PROBLEM TO SOLVE:
Please return each record exactly as it stands.

Excerpts from an interface dataset:
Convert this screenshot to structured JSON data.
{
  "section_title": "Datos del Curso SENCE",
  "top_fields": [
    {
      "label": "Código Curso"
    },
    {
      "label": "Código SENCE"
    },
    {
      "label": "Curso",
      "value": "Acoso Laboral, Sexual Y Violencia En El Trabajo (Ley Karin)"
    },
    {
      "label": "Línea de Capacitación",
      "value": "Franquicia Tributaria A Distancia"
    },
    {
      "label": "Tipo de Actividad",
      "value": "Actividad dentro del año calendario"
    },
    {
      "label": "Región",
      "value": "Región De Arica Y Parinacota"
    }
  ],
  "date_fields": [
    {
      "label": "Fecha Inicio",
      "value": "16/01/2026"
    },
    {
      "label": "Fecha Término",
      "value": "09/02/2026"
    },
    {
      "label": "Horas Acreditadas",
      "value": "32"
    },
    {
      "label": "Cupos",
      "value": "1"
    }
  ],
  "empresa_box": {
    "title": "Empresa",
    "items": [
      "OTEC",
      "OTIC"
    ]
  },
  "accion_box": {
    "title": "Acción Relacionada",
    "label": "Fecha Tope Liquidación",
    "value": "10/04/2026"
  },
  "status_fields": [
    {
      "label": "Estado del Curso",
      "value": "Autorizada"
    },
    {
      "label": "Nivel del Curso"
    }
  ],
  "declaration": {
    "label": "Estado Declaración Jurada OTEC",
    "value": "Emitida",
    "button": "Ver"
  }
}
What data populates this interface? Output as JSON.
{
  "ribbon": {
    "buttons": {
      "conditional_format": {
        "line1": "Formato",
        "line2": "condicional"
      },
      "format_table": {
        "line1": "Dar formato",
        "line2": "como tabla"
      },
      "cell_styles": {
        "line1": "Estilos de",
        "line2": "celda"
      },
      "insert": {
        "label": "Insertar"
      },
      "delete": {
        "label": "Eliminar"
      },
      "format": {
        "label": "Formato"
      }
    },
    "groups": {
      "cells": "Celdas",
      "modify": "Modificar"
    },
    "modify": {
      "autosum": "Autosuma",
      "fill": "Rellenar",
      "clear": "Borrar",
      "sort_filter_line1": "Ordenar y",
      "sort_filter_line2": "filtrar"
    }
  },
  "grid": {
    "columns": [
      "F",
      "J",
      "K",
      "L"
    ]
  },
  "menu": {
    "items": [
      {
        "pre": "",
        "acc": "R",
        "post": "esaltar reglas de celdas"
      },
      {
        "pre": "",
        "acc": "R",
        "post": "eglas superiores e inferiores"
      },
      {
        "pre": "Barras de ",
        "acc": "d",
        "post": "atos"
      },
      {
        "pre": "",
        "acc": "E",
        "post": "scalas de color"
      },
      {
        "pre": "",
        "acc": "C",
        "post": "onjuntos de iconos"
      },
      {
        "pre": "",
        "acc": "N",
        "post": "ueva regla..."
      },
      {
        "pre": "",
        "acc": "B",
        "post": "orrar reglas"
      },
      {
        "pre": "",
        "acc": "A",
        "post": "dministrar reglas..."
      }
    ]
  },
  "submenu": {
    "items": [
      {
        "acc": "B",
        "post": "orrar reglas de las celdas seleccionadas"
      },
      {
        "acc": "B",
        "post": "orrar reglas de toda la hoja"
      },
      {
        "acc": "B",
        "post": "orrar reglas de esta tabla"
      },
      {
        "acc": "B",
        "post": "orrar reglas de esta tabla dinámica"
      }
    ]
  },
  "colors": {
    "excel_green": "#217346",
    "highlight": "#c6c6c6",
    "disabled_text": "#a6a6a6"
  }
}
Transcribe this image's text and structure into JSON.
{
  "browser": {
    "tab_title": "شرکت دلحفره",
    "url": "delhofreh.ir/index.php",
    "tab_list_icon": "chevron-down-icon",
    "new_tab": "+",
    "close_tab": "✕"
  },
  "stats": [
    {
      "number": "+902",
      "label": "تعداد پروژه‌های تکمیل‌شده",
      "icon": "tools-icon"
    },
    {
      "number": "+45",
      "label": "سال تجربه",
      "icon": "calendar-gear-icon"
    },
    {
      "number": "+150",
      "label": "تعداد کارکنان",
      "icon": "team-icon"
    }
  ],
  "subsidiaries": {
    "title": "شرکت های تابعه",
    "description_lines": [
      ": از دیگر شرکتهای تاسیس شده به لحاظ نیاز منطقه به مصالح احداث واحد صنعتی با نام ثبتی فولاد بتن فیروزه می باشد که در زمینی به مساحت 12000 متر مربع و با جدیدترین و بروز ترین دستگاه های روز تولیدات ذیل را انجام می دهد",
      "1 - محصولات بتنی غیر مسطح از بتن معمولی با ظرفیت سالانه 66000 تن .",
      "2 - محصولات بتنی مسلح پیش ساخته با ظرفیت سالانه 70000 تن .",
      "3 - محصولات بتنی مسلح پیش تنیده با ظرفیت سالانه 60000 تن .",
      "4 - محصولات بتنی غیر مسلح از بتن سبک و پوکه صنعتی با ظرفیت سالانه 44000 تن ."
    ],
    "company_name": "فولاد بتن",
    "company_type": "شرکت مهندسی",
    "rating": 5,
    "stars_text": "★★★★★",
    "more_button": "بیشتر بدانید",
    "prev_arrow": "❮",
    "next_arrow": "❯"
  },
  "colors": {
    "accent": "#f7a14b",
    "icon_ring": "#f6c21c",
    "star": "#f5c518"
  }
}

TASK OUTPUT:
Convert this screenshot to structured JSON data.
{
  "section_title": "Datos del Curso SENCE",
  "top_fields": [
    {
      "label": "Código Curso"
    },
    {
      "label": "Código SENCE"
    },
    {
      "label": "Curso",
      "value": "Acoso Laboral, Sexual Y Violencia En El Trabajo (Ley Karin)"
    },
    {
      "label": "Línea de Capacitación",
      "value": "Franquicia Tributaria A Distancia"
    },
    {
      "label": "Tipo de Actividad",
      "value": "Actividad dentro del año calendario"
    },
    {
      "label": "Región",
      "value": "Región De Arica Y Parinacota"
    }
  ],
  "date_fields": [
    {
      "label": "Fecha Inicio",
      "value": "16/01/2026"
    },
    {
      "label": "Fecha Término",
      "value": "09/02/2026"
    },
    {
      "label": "Horas Acreditadas",
      "value": "32"
    },
    {
      "label": "Cupos",
      "value": "1"
    }
  ],
  "empresa_box": {
    "title": "Empresa",
    "items": [
      "OTEC",
      "OTIC"
    ]
  },
  "accion_box": {
    "title": "Acción Relacionada",
    "label": "Fecha Tope Liquidación",
    "value": "10/04/2026"
  },
  "status_fields": [
    {
      "label": "Estado del Curso",
      "value": "Autorizada"
    },
    {
      "label": "Nivel del Curso"
    }
  ],
  "declaration": {
    "label": "Estado Declaración Jurada OTEC",
    "value": "Emitida",
    "button": "Ver"
  }
}
What data populates this interface? Output as JSON.
{
  "ribbon": {
    "buttons": {
      "conditional_format": {
        "line1": "Formato",
        "line2": "condicional"
      },
      "format_table": {
        "line1": "Dar formato",
        "line2": "como tabla"
      },
      "cell_styles": {
        "line1": "Estilos de",
        "line2": "celda"
      },
      "insert": {
        "label": "Insertar"
      },
      "delete": {
        "label": "Eliminar"
      },
      "format": {
        "label": "Formato"
      }
    },
    "groups": {
      "cells": "Celdas",
      "modify": "Modificar"
    },
    "modify": {
      "autosum": "Autosuma",
      "fill": "Rellenar",
      "clear": "Borrar",
      "sort_filter_line1": "Ordenar y",
      "sort_filter_line2": "filtrar"
    }
  },
  "grid": {
    "columns": [
      "F",
      "J",
      "K",
      "L"
    ]
  },
  "menu": {
    "items": [
      {
        "pre": "",
        "acc": "R",
        "post": "esaltar reglas de celdas"
      },
      {
        "pre": "",
        "acc": "R",
        "post": "eglas superiores e inferiores"
      },
      {
        "pre": "Barras de ",
        "acc": "d",
        "post": "atos"
      },
      {
        "pre": "",
        "acc": "E",
        "post": "scalas de color"
      },
      {
        "pre": "",
        "acc": "C",
        "post": "onjuntos de iconos"
      },
      {
        "pre": "",
        "acc": "N",
        "post": "ueva regla..."
      },
      {
        "pre": "",
        "acc": "B",
        "post": "orrar reglas"
      },
      {
        "pre": "",
        "acc": "A",
        "post": "dministrar reglas..."
      }
    ]
  },
  "submenu": {
    "items": [
      {
        "acc": "B",
        "post": "orrar reglas de las celdas seleccionadas"
      },
      {
        "acc": "B",
        "post": "orrar reglas de toda la hoja"
      },
      {
        "acc": "B",
        "post": "orrar reglas de esta tabla"
      },
      {
        "acc": "B",
        "post": "orrar reglas de esta tabla dinámica"
      }
    ]
  },
  "colors": {
    "excel_green": "#217346",
    "highlight": "#c6c6c6",
    "disabled_text": "#a6a6a6"
  }
}
Transcribe this image's text and structure into JSON.
{
  "browser": {
    "tab_title": "شرکت دلحفره",
    "url": "delhofreh.ir/index.php",
    "tab_list_icon": "chevron-down-icon",
    "new_tab": "+",
    "close_tab": "✕"
  },
  "stats": [
    {
      "number": "+902",
      "label": "تعداد پروژه‌های تکمیل‌شده",
      "icon": "tools-icon"
    },
    {
      "number": "+45",
      "label": "سال تجربه",
      "icon": "calendar-gear-icon"
    },
    {
      "number": "+150",
      "label": "تعداد کارکنان",
      "icon": "team-icon"
    }
  ],
  "subsidiaries": {
    "title": "شرکت های تابعه",
    "description_lines": [
      ": از دیگر شرکتهای تاسیس شده به لحاظ نیاز منطقه به مصالح احداث واحد صنعتی با نام ثبتی فولاد بتن فیروزه می باشد که در زمینی به مساحت 12000 متر مربع و با جدیدترین و بروز ترین دستگاه های روز تولیدات ذیل را انجام می دهد",
      "1 - محصولات بتنی غیر مسطح از بتن معمولی با ظرفیت سالانه 66000 تن .",
      "2 - محصولات بتنی مسلح پیش ساخته با ظرفیت سالانه 70000 تن .",
      "3 - محصولات بتنی مسلح پیش تنیده با ظرفیت سالانه 60000 تن .",
      "4 - محصولات بتنی غیر مسلح از بتن سبک و پوکه صنعتی با ظرفیت سالانه 44000 تن ."
    ],
    "company_name": "فولاد بتن",
    "company_type": "شرکت مهندسی",
    "rating": 5,
    "stars_text": "★★★★★",
    "more_button": "بیشتر بدانید",
    "prev_arrow": "❮",
    "next_arrow": "❯"
  },
  "colors": {
    "accent": "#f7a14b",
    "icon_ring": "#f6c21c",
    "star": "#f5c518"
  }
}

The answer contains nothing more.